Sometime in the last couple of days I was listening to a CBC Radio interview with a gentleman who was talking about blood-cell sized implants that will be used manage personal health issues. He says that these are about 30 years away, when all of my students will be younger than I am now. His contention is that these tools will be so powerful that the first thousand year old is now walking the streets of a town near you. It’s hard to imagine – and fraught with huge social issues that will demand much debate – but so was sending a man to the moon or any number of technology-based advances.

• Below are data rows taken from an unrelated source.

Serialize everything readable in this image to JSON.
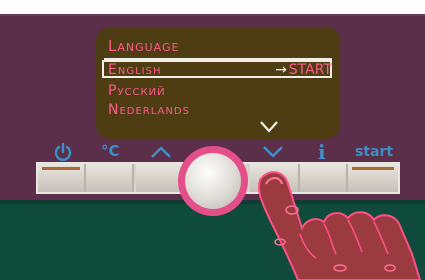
{
  "menu": {
    "title": "Language",
    "selected": "English",
    "options": [
      "Pусский",
      "Nederlands"
    ],
    "hint_arrow": "→",
    "hint_action": "START"
  },
  "controls": {
    "start_label": "start",
    "info_label": "i",
    "temp_label": "°C"
  },
  "colors": {
    "panel": "#5b2f4a",
    "display": "#4e3d12",
    "display_text": "#ff5a8c",
    "icon_blue": "#3d8fc8",
    "knob_ring": "#e44f8a",
    "base": "#0f4b3a"
  },
  "icons": {
    "power": "power-icon",
    "temperature": "temperature-icon",
    "up": "chevron-up-icon",
    "down": "chevron-down-icon",
    "info": "info-icon",
    "start": "start-label",
    "scroll": "chevron-down-icon"
  }
}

Creating global citizens prepared to work, play and learn in a world ten, twenty or fifty years from now, a world that we can barely imagine, is a huge undertaking. The move to cloud computing will make PC’s – in their present form – obsolete in the next decade. What will this mean? Why do we continue to “teach” computer-based software in our classrooms, somehow confident that it is preparing our students for their future? Why do our teachers feel that by integrating PowerPoint into their teaching they are somehow creating a different breed of young person?

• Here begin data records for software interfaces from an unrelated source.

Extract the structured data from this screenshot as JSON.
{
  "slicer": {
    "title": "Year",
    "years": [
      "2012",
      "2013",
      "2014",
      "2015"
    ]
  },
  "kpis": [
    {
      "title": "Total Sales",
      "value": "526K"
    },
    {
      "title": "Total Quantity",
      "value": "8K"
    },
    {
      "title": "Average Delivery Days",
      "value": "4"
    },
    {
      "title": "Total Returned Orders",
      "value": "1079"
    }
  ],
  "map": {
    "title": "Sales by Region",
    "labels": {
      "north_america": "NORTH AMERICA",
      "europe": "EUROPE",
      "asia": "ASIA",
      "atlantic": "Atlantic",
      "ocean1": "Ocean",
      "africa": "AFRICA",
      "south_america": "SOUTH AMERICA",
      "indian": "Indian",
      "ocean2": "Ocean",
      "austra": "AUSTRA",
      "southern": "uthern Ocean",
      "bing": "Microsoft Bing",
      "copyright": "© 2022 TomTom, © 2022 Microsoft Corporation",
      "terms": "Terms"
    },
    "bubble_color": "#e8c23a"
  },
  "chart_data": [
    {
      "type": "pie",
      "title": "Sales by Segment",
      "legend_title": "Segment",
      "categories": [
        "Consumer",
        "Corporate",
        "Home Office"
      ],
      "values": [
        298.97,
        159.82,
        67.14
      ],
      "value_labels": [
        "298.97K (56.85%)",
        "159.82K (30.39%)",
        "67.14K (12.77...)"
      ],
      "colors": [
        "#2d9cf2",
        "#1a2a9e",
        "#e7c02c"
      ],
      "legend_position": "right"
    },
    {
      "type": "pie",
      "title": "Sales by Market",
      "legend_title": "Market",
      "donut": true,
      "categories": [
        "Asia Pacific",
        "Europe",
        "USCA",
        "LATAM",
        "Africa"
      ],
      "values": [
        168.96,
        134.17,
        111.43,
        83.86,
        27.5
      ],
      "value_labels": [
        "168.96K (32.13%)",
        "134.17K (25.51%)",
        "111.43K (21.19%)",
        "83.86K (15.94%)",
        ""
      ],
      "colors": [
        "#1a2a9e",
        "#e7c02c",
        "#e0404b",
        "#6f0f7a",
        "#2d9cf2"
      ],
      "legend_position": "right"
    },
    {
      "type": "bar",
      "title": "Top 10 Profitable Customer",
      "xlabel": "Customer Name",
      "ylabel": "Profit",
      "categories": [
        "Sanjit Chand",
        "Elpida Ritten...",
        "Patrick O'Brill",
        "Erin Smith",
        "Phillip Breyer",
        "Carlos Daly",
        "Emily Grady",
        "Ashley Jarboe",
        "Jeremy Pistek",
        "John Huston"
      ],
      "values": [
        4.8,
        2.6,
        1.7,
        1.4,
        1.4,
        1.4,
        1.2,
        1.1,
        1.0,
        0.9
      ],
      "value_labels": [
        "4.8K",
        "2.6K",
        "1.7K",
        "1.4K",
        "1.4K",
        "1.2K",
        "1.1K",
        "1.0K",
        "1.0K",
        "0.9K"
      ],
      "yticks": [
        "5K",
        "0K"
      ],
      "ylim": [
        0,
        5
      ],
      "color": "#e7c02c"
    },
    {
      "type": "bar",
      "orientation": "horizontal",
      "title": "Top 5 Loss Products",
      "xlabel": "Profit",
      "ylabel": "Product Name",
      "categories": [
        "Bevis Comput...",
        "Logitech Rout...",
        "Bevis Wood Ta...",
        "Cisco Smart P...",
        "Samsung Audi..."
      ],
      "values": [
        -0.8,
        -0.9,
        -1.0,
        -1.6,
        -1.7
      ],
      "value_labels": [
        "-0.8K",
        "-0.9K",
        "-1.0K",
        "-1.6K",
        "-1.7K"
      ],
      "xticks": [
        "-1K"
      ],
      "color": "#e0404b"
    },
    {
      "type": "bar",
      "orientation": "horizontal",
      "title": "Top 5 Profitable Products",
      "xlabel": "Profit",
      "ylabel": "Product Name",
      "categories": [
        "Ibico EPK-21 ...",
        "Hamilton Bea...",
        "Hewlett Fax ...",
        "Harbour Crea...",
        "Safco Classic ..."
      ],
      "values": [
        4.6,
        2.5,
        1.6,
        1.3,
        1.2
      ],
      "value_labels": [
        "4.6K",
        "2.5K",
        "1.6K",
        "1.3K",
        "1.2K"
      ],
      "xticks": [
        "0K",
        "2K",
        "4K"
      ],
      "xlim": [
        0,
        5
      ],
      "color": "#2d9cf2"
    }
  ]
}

I still think it comes down to three critical questions when it comes to our children’s learning; what are we doing every day to a) create information artisans who are able to locate, harvest, assess, connect, create and communicate information in a digital, networked form, b) support them in developing and managing their own personal learning networks and c) help them understand and develop their own digital footprint, developing and managing their own personal brand.

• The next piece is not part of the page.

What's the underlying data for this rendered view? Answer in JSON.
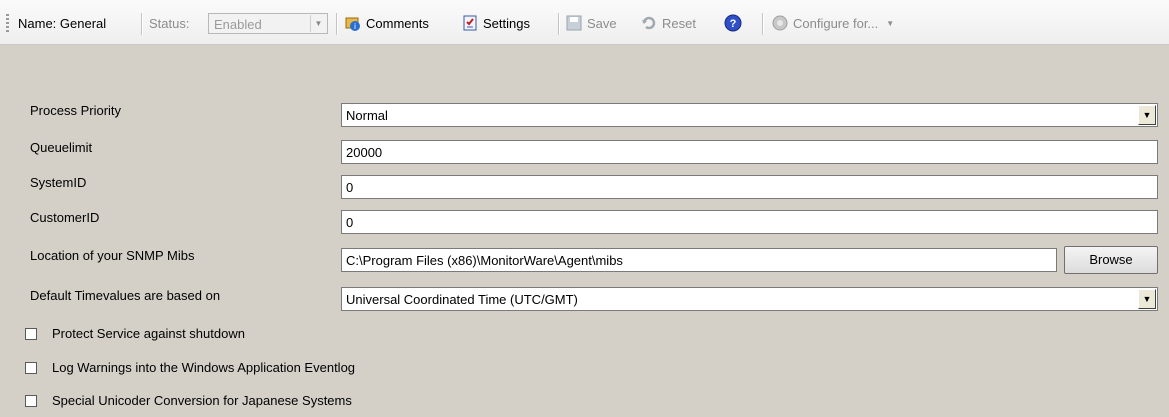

On Monday, I’ll be working with language teachers at St. George’s School in Newport, Rhode Island. I’ve been asked to center the conversations around the power of connecting students using web tools – I’ll focus on wikis although there are lots of other tools available – to connect students. Who better to learn about the world from than a fellow young person. Through incorporating a foreign language study, it becomes an even more powerful tool or learning.
I am excited about the possibilities here. Properly designed and managed global projects address all three questions. Our students need more opportunities to work collaboratively with students around the world. While Cisco isn’t the only solution, they do have great commercials. This one captures the essence of students passion for connecting.
If you’re a teacher, are your students connecting, and not just connected?